The GDPR outlines specific requirements governing when and where personal data can be transferred to third countries or international organisations. The GDPR is also applicable to data processors, (i.e. organisations which process personal data on behalf of the person who decides how and why personal data is processed) and organisations should be aware of the risk of transferring personal data to countries that are not part of the EU.
9. Responsibilities of data processors
The GDPR places specific legal obligations on a data processor. A data processor will also have significantly more legal liability than previously, if it is responsible for a breach.
10. Data protection by design and default
The GDPR contains requirements that systems and processes must consider compliance with the principles of data protection. The essence of privacy by design is that privacy in a service or product is taken into account when deciding how to carry out a processing as well as when the actual processing takes place. Organisations are required to design the data protection principles of the GDPR into the very fabric of technical systems and organisational processes. Hence, product development procedures will need to be reviewed and if required, amended.
The GDPR sets out considerably tougher penalties for organisations in breach, providing for the possibility of imposing financial penalties of up to 4% of annual global turnover of the preceding financial year or €20 million – whichever is greater. In deciding the amount of any fine, it is made clear in Article 83 of the GDPR, that the fine should “be effective, proportionate and dissuasive.”

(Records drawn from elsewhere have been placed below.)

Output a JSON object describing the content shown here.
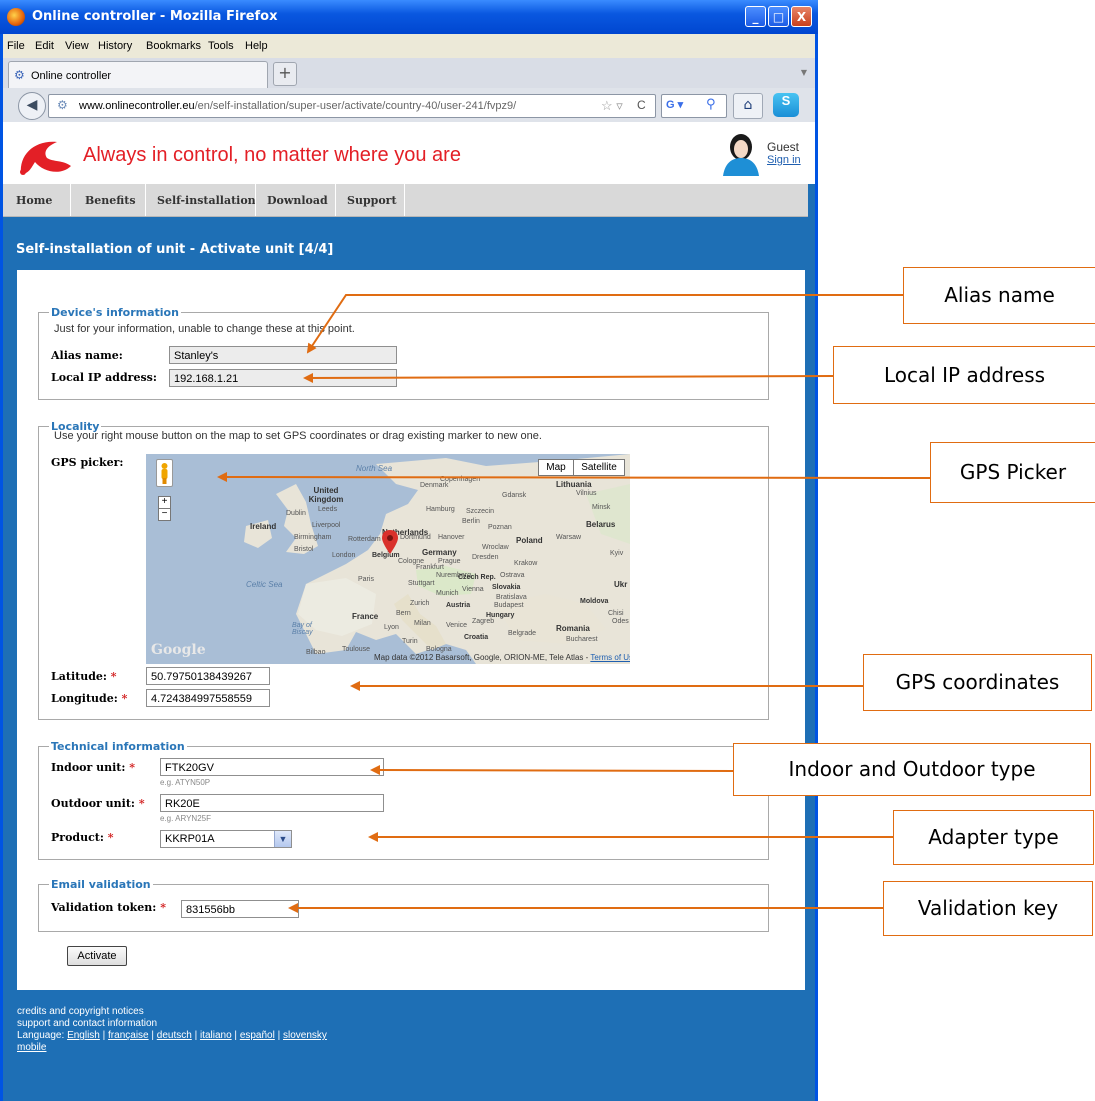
{
  "window": {
    "title": "Online controller - Mozilla Firefox",
    "buttons": [
      "_",
      "□",
      "X"
    ]
  },
  "menu": [
    "File",
    "Edit",
    "View",
    "History",
    "Bookmarks",
    "Tools",
    "Help"
  ],
  "tab": {
    "label": "Online controller",
    "new_tab": "+"
  },
  "address": {
    "url_domain": "www.onlinecontroller.eu",
    "url_path": "/en/self-installation/super-user/activate/country-40/user-241/fvpz9/"
  },
  "site": {
    "slogan": "Always in control, no matter where you are",
    "user": "Guest",
    "sign_in": "Sign in",
    "nav": [
      "Home",
      "Benefits",
      "Self-installation",
      "Download",
      "Support"
    ],
    "page_title": "Self-installation of unit - Activate unit [4/4]"
  },
  "device": {
    "legend": "Device's information",
    "note": "Just for your information, unable to change these at this point.",
    "alias_label": "Alias name:",
    "alias_value": "Stanley's",
    "ip_label": "Local IP address:",
    "ip_value": "192.168.1.21"
  },
  "locality": {
    "legend": "Locality",
    "note": "Use your right mouse button on the map to set GPS coordinates or drag existing marker to new one.",
    "picker_label": "GPS picker:",
    "map_btn": "Map",
    "satellite_btn": "Satellite",
    "map_labels": [
      "North Sea",
      "United Kingdom",
      "Ireland",
      "Dublin",
      "Leeds",
      "Liverpool",
      "Birmingham",
      "Bristol",
      "London",
      "Celtic Sea",
      "Netherlands",
      "Rotterdam",
      "Belgium",
      "Paris",
      "France",
      "Bay of Biscay",
      "Toulouse",
      "Bilbao",
      "Germany",
      "Hamburg",
      "Berlin",
      "Dortmund",
      "Hanover",
      "Cologne",
      "Frankfurt",
      "Stuttgart",
      "Nuremberg",
      "Munich",
      "Prague",
      "Czech Rep.",
      "Dresden",
      "Szczecin",
      "Poznan",
      "Wroclaw",
      "Krakow",
      "Ostrava",
      "Slovakia",
      "Vienna",
      "Bratislava",
      "Budapest",
      "Hungary",
      "Austria",
      "Zurich",
      "Bern",
      "Lyon",
      "Milan",
      "Venice",
      "Turin",
      "Bologna",
      "Zagreb",
      "Croatia",
      "Belgrade",
      "Romania",
      "Bucharest",
      "Moldova",
      "Poland",
      "Warsaw",
      "Gdansk",
      "Lithuania",
      "Vilnius",
      "Copenhagen",
      "Denmark",
      "Belarus",
      "Minsk",
      "Ukr",
      "Kyiv",
      "Odes",
      "Chisi"
    ],
    "map_attribution": "Map data ©2012 Basarsoft, Google, ORION-ME, Tele Atlas",
    "terms": "Terms of Use",
    "google": "Google",
    "lat_label": "Latitude:",
    "lat_value": "50.79750138439267",
    "lon_label": "Longitude:",
    "lon_value": "4.724384997558559"
  },
  "technical": {
    "legend": "Technical information",
    "indoor_label": "Indoor unit:",
    "indoor_value": "FTK20GV",
    "indoor_hint": "e.g. ATYN50P",
    "outdoor_label": "Outdoor unit:",
    "outdoor_value": "RK20E",
    "outdoor_hint": "e.g. ARYN25F",
    "product_label": "Product:",
    "product_value": "KKRP01A"
  },
  "email": {
    "legend": "Email validation",
    "token_label": "Validation token:",
    "token_value": "831556bb"
  },
  "activate_label": "Activate",
  "footer": {
    "line1": "credits and copyright notices",
    "line2": "support and contact information",
    "lang_prefix": "Language:",
    "languages": [
      "English",
      "française",
      "deutsch",
      "italiano",
      "español",
      "slovensky"
    ],
    "mobile": "mobile"
  },
  "annotations": {
    "alias": "Alias name",
    "ip": "Local IP address",
    "gps_picker": "GPS Picker",
    "gps_coords": "GPS coordinates",
    "unit_type": "Indoor and Outdoor type",
    "adapter": "Adapter type",
    "validation": "Validation key"
  },
  "colors": {
    "accent": "#e06c12",
    "brand_red": "#e31f26",
    "page_blue": "#1e6fb5",
    "legend_blue": "#2a76b8"
  }
}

Our multidisciplinary team can provide comprehensive and holistic solutions tailored to each organisation’s individual needs for a smooth GDPR implementation including:
- Prepare a tailored Gap Analysis with the changes that will affect your organization’s current setup;
- Development of a tailored and practical action plan for compliance;
- Devise and recommend tailored and practical solutions;
- Update existing policies and procedures;
- Draft new policies and procedures;
- Updating of legal documentation (e.g. client agreements);
- Provide answers to queries (Q&A service);
- Prepare relevant notifications to the Data Protection Commissioner;
- Data protection audits / health checks;
- Training and education on new regulatory requirements.
For more information, please feel free to contact us.